Reproduce all of the records exactly.
[Extracted data Boundary: Start]
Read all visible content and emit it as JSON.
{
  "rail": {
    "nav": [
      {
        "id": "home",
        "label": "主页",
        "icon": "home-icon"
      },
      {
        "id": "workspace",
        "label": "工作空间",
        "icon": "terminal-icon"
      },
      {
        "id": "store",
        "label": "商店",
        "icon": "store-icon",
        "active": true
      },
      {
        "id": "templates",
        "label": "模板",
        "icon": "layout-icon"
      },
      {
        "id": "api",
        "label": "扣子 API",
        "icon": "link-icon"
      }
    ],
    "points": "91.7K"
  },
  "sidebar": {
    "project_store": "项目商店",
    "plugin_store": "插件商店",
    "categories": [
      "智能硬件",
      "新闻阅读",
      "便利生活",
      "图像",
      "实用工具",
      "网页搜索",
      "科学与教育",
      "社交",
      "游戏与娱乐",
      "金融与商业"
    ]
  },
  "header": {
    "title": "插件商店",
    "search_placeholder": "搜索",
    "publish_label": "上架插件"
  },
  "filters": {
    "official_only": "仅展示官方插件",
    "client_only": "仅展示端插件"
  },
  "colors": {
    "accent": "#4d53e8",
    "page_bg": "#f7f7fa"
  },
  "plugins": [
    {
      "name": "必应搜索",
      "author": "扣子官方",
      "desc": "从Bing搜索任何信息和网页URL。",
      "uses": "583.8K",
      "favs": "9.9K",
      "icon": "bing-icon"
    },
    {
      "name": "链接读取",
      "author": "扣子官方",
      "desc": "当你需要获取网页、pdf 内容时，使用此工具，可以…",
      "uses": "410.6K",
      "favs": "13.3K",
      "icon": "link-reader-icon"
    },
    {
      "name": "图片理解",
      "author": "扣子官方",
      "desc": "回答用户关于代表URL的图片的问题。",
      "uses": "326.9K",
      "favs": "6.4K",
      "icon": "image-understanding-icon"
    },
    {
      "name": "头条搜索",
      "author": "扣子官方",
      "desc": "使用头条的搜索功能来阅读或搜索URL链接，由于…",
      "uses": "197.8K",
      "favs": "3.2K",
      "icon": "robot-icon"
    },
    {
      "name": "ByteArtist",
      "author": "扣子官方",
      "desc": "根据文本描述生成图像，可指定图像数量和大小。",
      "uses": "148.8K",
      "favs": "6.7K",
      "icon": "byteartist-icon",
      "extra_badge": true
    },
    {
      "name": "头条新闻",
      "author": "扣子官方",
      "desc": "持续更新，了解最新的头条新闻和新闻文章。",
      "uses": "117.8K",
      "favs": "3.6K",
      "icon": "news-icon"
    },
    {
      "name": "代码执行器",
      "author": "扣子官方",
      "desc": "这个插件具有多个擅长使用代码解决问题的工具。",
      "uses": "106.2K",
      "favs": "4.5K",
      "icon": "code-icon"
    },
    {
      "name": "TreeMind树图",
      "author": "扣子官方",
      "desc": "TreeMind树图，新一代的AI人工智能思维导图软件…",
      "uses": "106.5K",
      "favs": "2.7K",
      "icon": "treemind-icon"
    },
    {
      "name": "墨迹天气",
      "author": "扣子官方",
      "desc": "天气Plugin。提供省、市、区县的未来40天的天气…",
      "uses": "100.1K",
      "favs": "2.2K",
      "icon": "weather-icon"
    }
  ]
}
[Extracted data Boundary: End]
> **Written answer**
Read all visible content and emit it as JSON.
{
  "rail": {
    "nav": [
      {
        "id": "home",
        "label": "主页",
        "icon": "home-icon"
      },
      {
        "id": "workspace",
        "label": "工作空间",
        "icon": "terminal-icon"
      },
      {
        "id": "store",
        "label": "商店",
        "icon": "store-icon",
        "active": true
      },
      {
        "id": "templates",
        "label": "模板",
        "icon": "layout-icon"
      },
      {
        "id": "api",
        "label": "扣子 API",
        "icon": "link-icon"
      }
    ],
    "points": "91.7K"
  },
  "sidebar": {
    "project_store": "项目商店",
    "plugin_store": "插件商店",
    "categories": [
      "智能硬件",
      "新闻阅读",
      "便利生活",
      "图像",
      "实用工具",
      "网页搜索",
      "科学与教育",
      "社交",
      "游戏与娱乐",
      "金融与商业"
    ]
  },
  "header": {
    "title": "插件商店",
    "search_placeholder": "搜索",
    "publish_label": "上架插件"
  },
  "filters": {
    "official_only": "仅展示官方插件",
    "client_only": "仅展示端插件"
  },
  "colors": {
    "accent": "#4d53e8",
    "page_bg": "#f7f7fa"
  },
  "plugins": [
    {
      "name": "必应搜索",
      "author": "扣子官方",
      "desc": "从Bing搜索任何信息和网页URL。",
      "uses": "583.8K",
      "favs": "9.9K",
      "icon": "bing-icon"
    },
    {
      "name": "链接读取",
      "author": "扣子官方",
      "desc": "当你需要获取网页、pdf 内容时，使用此工具，可以…",
      "uses": "410.6K",
      "favs": "13.3K",
      "icon": "link-reader-icon"
    },
    {
      "name": "图片理解",
      "author": "扣子官方",
      "desc": "回答用户关于代表URL的图片的问题。",
      "uses": "326.9K",
      "favs": "6.4K",
      "icon": "image-understanding-icon"
    },
    {
      "name": "头条搜索",
      "author": "扣子官方",
      "desc": "使用头条的搜索功能来阅读或搜索URL链接，由于…",
      "uses": "197.8K",
      "favs": "3.2K",
      "icon": "robot-icon"
    },
    {
      "name": "ByteArtist",
      "author": "扣子官方",
      "desc": "根据文本描述生成图像，可指定图像数量和大小。",
      "uses": "148.8K",
      "favs": "6.7K",
      "icon": "byteartist-icon",
      "extra_badge": true
    },
    {
      "name": "头条新闻",
      "author": "扣子官方",
      "desc": "持续更新，了解最新的头条新闻和新闻文章。",
      "uses": "117.8K",
      "favs": "3.6K",
      "icon": "news-icon"
    },
    {
      "name": "代码执行器",
      "author": "扣子官方",
      "desc": "这个插件具有多个擅长使用代码解决问题的工具。",
      "uses": "106.2K",
      "favs": "4.5K",
      "icon": "code-icon"
    },
    {
      "name": "TreeMind树图",
      "author": "扣子官方",
      "desc": "TreeMind树图，新一代的AI人工智能思维导图软件…",
      "uses": "106.5K",
      "favs": "2.7K",
      "icon": "treemind-icon"
    },
    {
      "name": "墨迹天气",
      "author": "扣子官方",
      "desc": "天气Plugin。提供省、市、区县的未来40天的天气…",
      "uses": "100.1K",
      "favs": "2.2K",
      "icon": "weather-icon"
    }
  ]
}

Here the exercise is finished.